◆ Task to carry out ◆
Work out the count of lines in the listing below that include "JSON". Give that count alone.

◆ Input data ◆
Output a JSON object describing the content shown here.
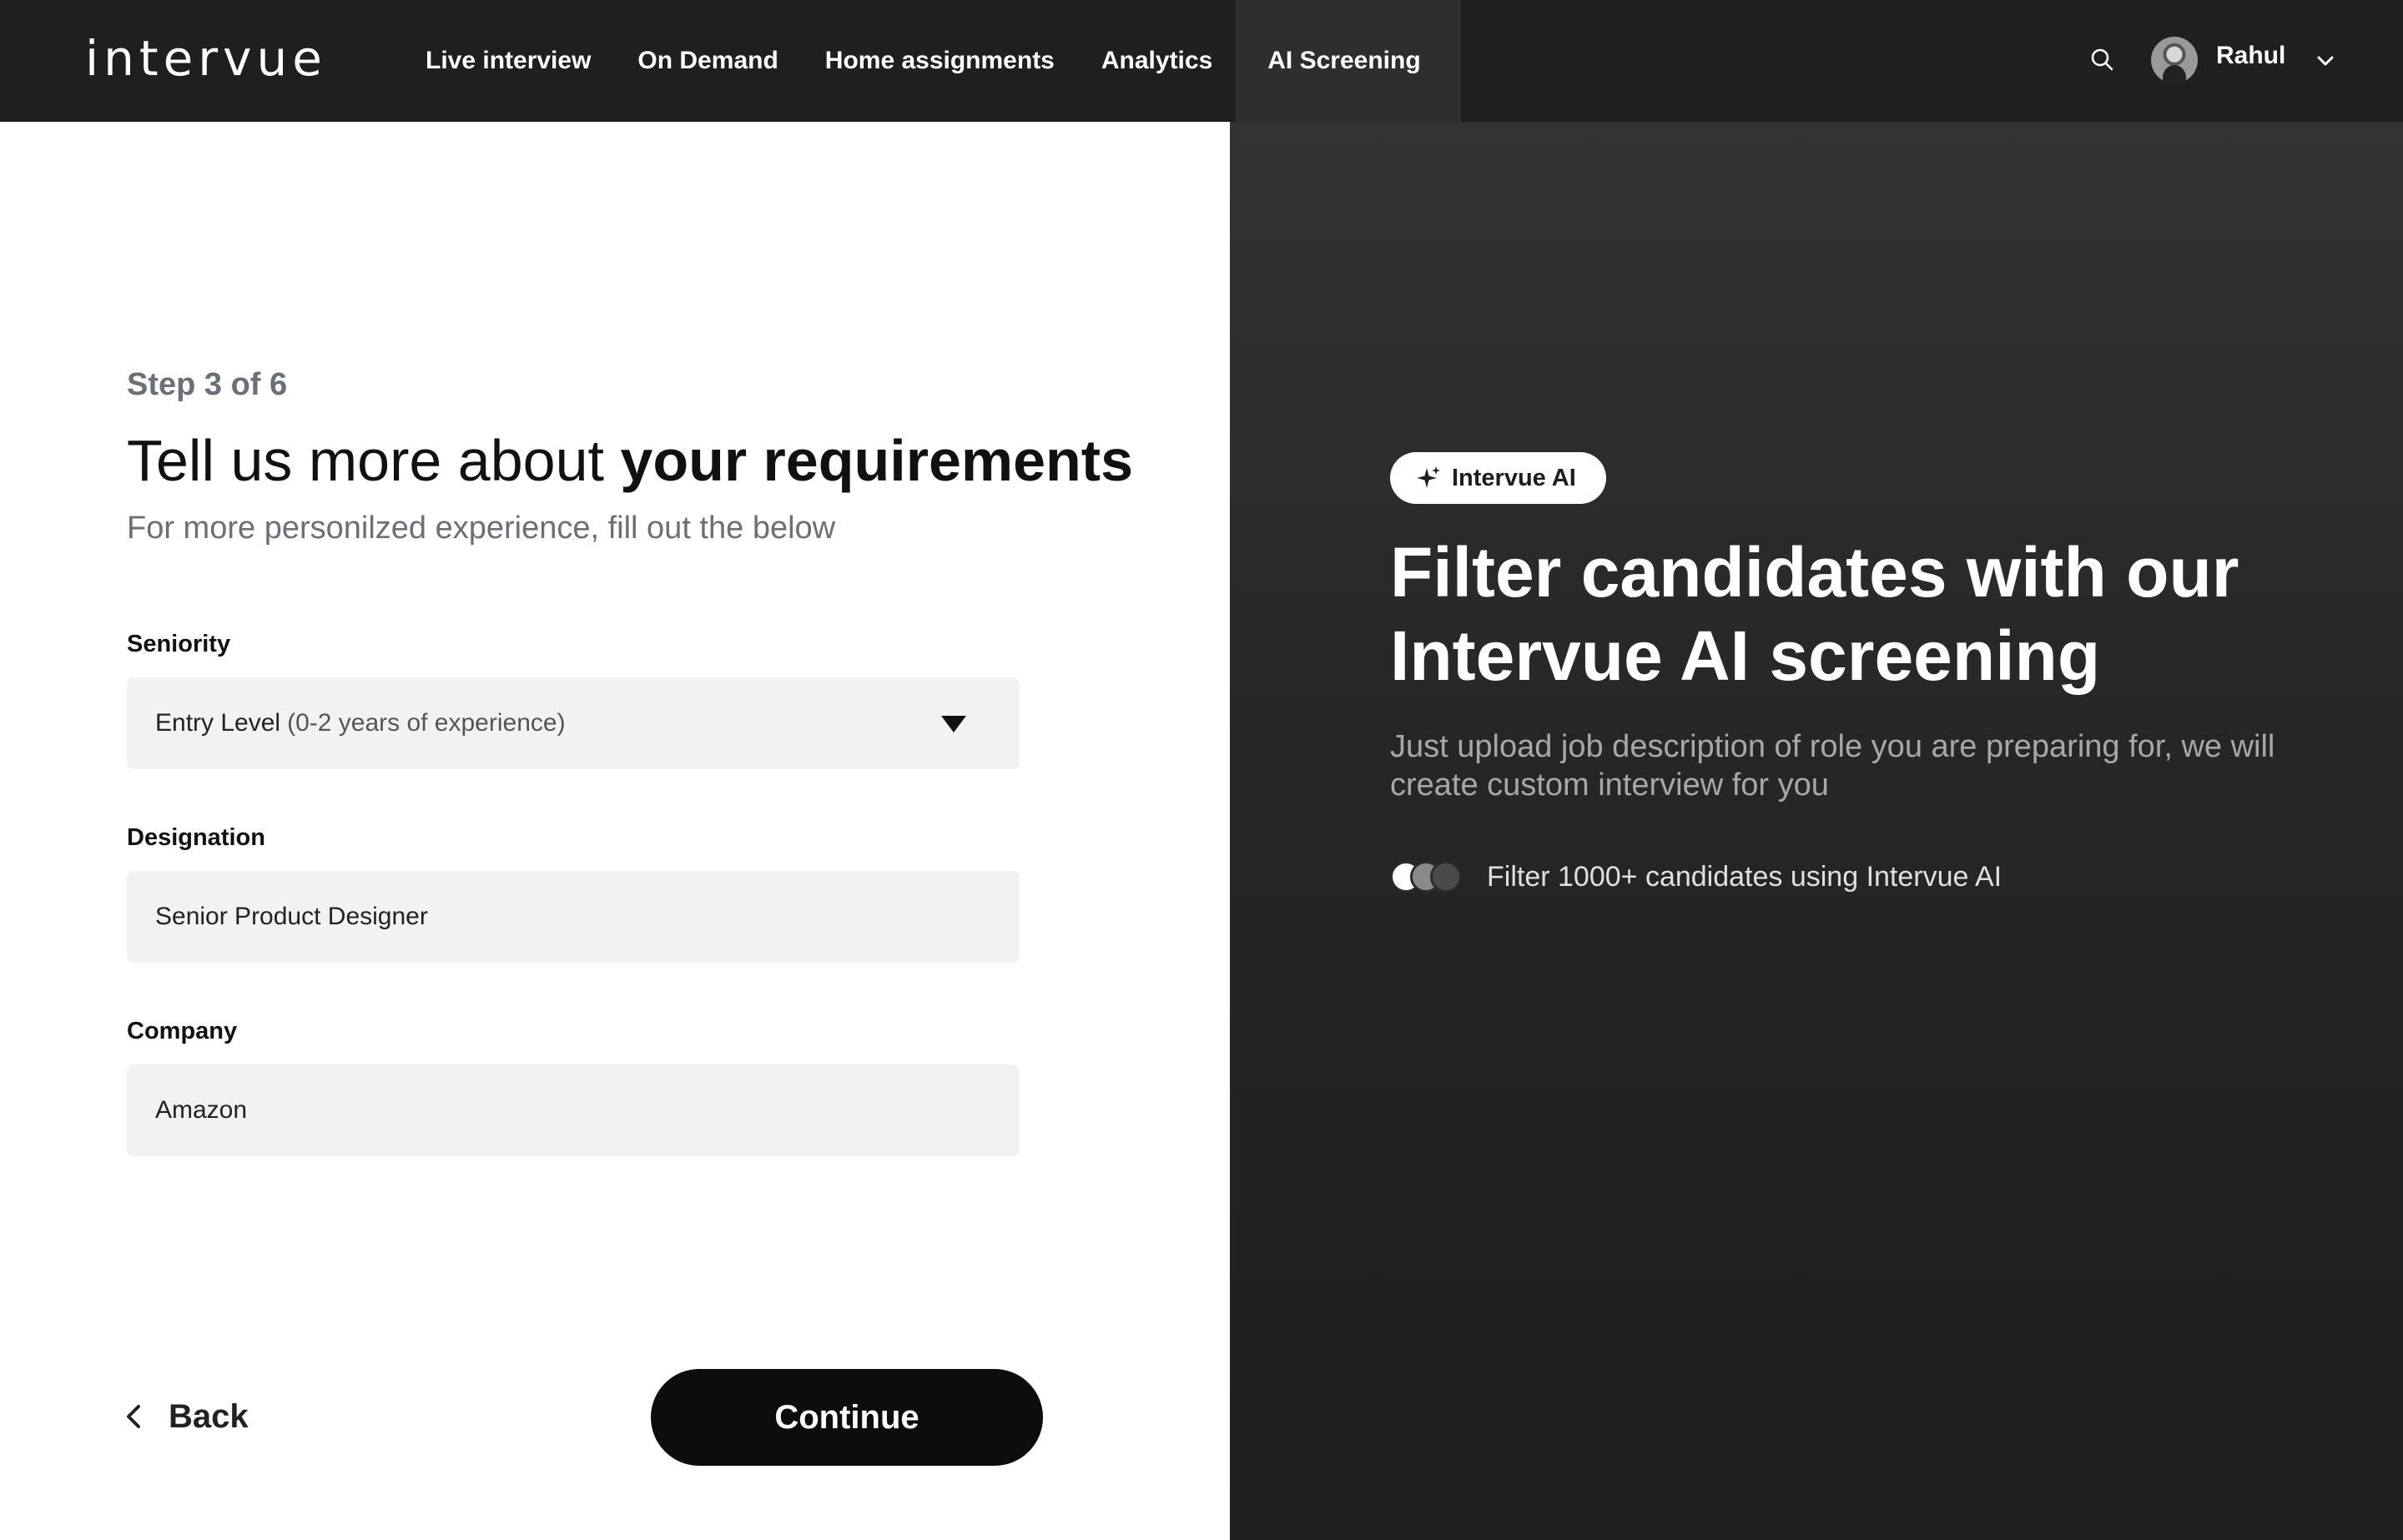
{
  "header": {
    "logo_text": "intervue",
    "nav": [
      {
        "label": "Live interview"
      },
      {
        "label": "On Demand"
      },
      {
        "label": "Home assignments"
      },
      {
        "label": "Analytics"
      },
      {
        "label": "AI Screening",
        "active": true
      }
    ],
    "user_name": "Rahul",
    "icons": {
      "search": "search-icon",
      "chevron": "chevron-down-icon"
    }
  },
  "form": {
    "step": "Step 3 of 6",
    "title_regular": "Tell us more about ",
    "title_bold": "your requirements",
    "subtitle": "For more personilzed experience, fill out the below",
    "seniority": {
      "label": "Seniority",
      "value": "Entry Level",
      "value_detail": "(0-2 years of experience)"
    },
    "designation": {
      "label": "Designation",
      "value": "Senior Product Designer"
    },
    "company": {
      "label": "Company",
      "value": "Amazon"
    },
    "back_label": "Back",
    "continue_label": "Continue"
  },
  "promo": {
    "badge": "Intervue AI",
    "title_line1": "Filter candidates with our",
    "title_line2": "Intervue AI screening",
    "description": "Just upload job description of role you are preparing for,  we will create custom interview for you",
    "stat": "Filter 1000+ candidates  using Intervue AI"
  },
  "colors": {
    "header_bg": "#1f1f1f",
    "active_tab_bg": "#2e2e2e",
    "field_bg": "#f2f2f2",
    "primary_button": "#0d0d0d",
    "muted_text": "#6b6f76"
  }
}
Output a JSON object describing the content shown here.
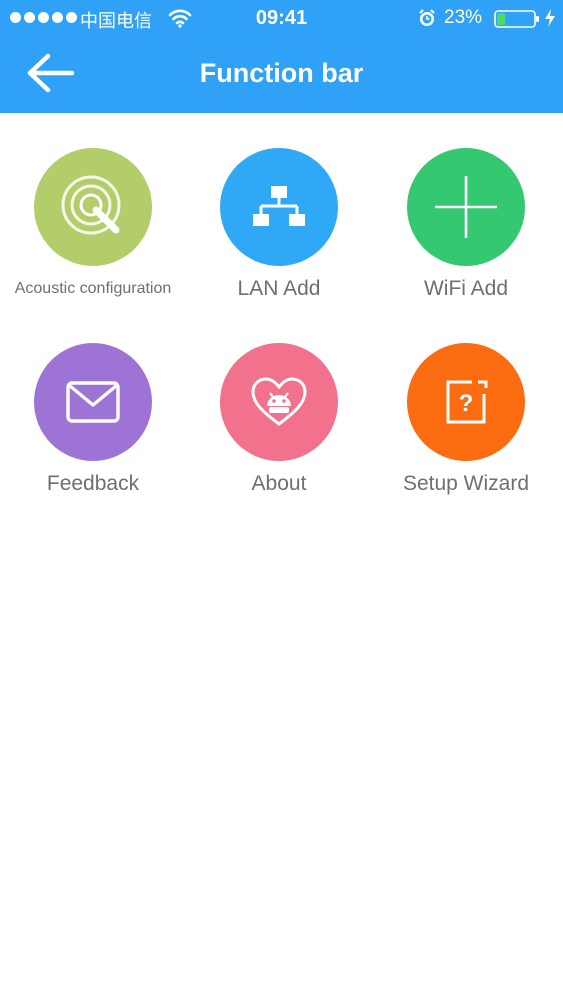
{
  "status_bar": {
    "carrier": "中国电信",
    "time": "09:41",
    "battery_percent": "23%",
    "battery_level": 0.23,
    "icons": [
      "signal-dots-icon",
      "wifi-icon",
      "alarm-icon",
      "battery-icon",
      "charging-bolt-icon"
    ]
  },
  "header": {
    "title": "Function bar",
    "back_icon": "arrow-left-icon"
  },
  "colors": {
    "header": "#2fa2f7",
    "acoustic": "#b2cd6a",
    "lan": "#2fa9f6",
    "wifi": "#34c871",
    "feedback": "#9d74d6",
    "about": "#f2718c",
    "wizard": "#fb6c10",
    "label": "#6f6f6f"
  },
  "functions": [
    {
      "label": "Acoustic configuration",
      "icon": "sound-wave-icon"
    },
    {
      "label": "LAN Add",
      "icon": "network-topology-icon"
    },
    {
      "label": "WiFi Add",
      "icon": "plus-icon"
    },
    {
      "label": "Feedback",
      "icon": "envelope-icon"
    },
    {
      "label": "About",
      "icon": "heart-android-icon"
    },
    {
      "label": "Setup Wizard",
      "icon": "help-question-icon"
    }
  ]
}
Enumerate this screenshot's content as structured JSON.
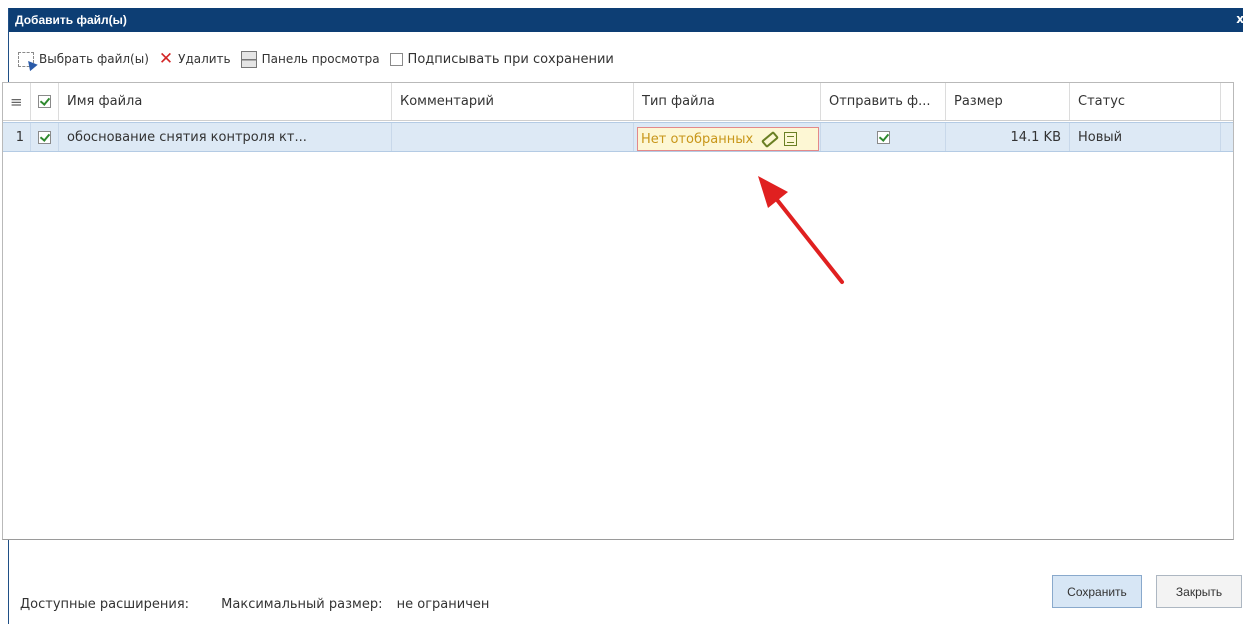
{
  "window": {
    "title": "Добавить файл(ы)",
    "close_glyph": "x"
  },
  "toolbar": {
    "select_files": "Выбрать файл(ы)",
    "delete": "Удалить",
    "preview_panel": "Панель просмотра",
    "sign_on_save": "Подписывать при сохранении",
    "sign_on_save_checked": false
  },
  "grid": {
    "columns": [
      "≡",
      "",
      "Имя файла",
      "Комментарий",
      "Тип файла",
      "Отправить ф...",
      "Размер",
      "Статус"
    ],
    "rows": [
      {
        "num": "1",
        "checked": true,
        "file_name": "обоснование снятия контроля кт...",
        "comment": "",
        "file_type": "Нет отобранных",
        "send": true,
        "size": "14.1 KB",
        "status": "Новый"
      }
    ]
  },
  "footer": {
    "extensions_label": "Доступные расширения:",
    "max_size_label": "Максимальный размер:",
    "max_size_value": "не ограничен"
  },
  "buttons": {
    "save": "Сохранить",
    "close": "Закрыть"
  },
  "colors": {
    "titlebar": "#0d3e74",
    "row_selected": "#dde9f5",
    "arrow": "#e02020",
    "file_type_text": "#c8961a"
  },
  "icons": [
    "select-files-icon",
    "delete-x-icon",
    "preview-panel-icon",
    "eraser-icon",
    "lookup-icon",
    "menu-icon"
  ]
}
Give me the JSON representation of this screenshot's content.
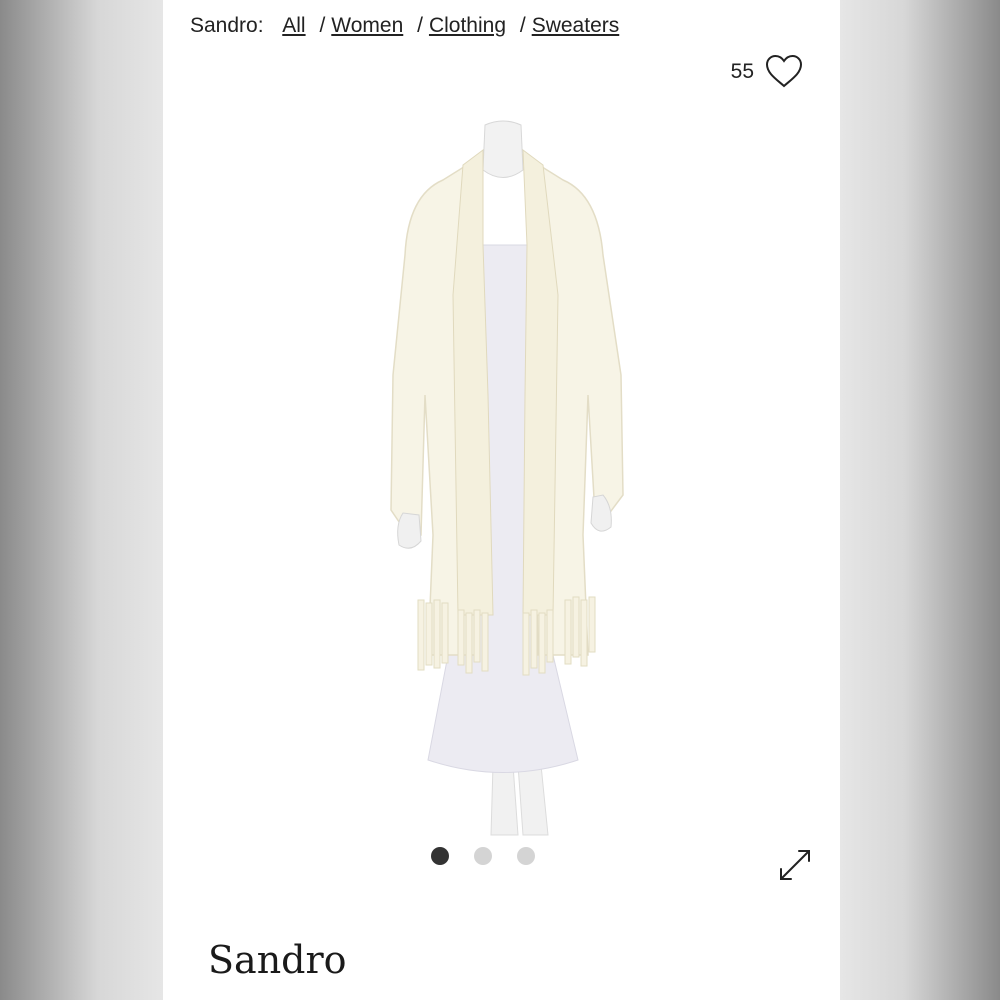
{
  "breadcrumb": {
    "brand": "Sandro:",
    "links": [
      "All",
      "Women",
      "Clothing",
      "Sweaters"
    ]
  },
  "favorites": {
    "count": "55",
    "icon": "heart-outline-icon"
  },
  "gallery": {
    "image": "cream fringed scarf cardigan on mannequin over white dress",
    "slides": 3,
    "active_index": 0,
    "expand_icon": "expand-arrows-icon"
  },
  "product": {
    "brand_name": "Sandro"
  },
  "colors": {
    "text": "#222222",
    "dot_active": "#333333",
    "dot_inactive": "#d4d4d4",
    "garment": "#f7f4e6"
  }
}
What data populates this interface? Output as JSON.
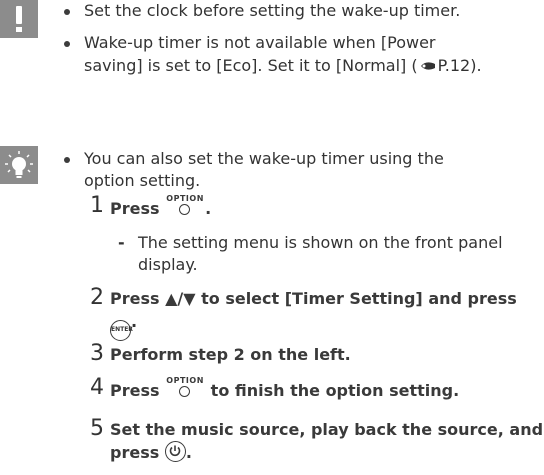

◆ Answer for this exercise ◆
5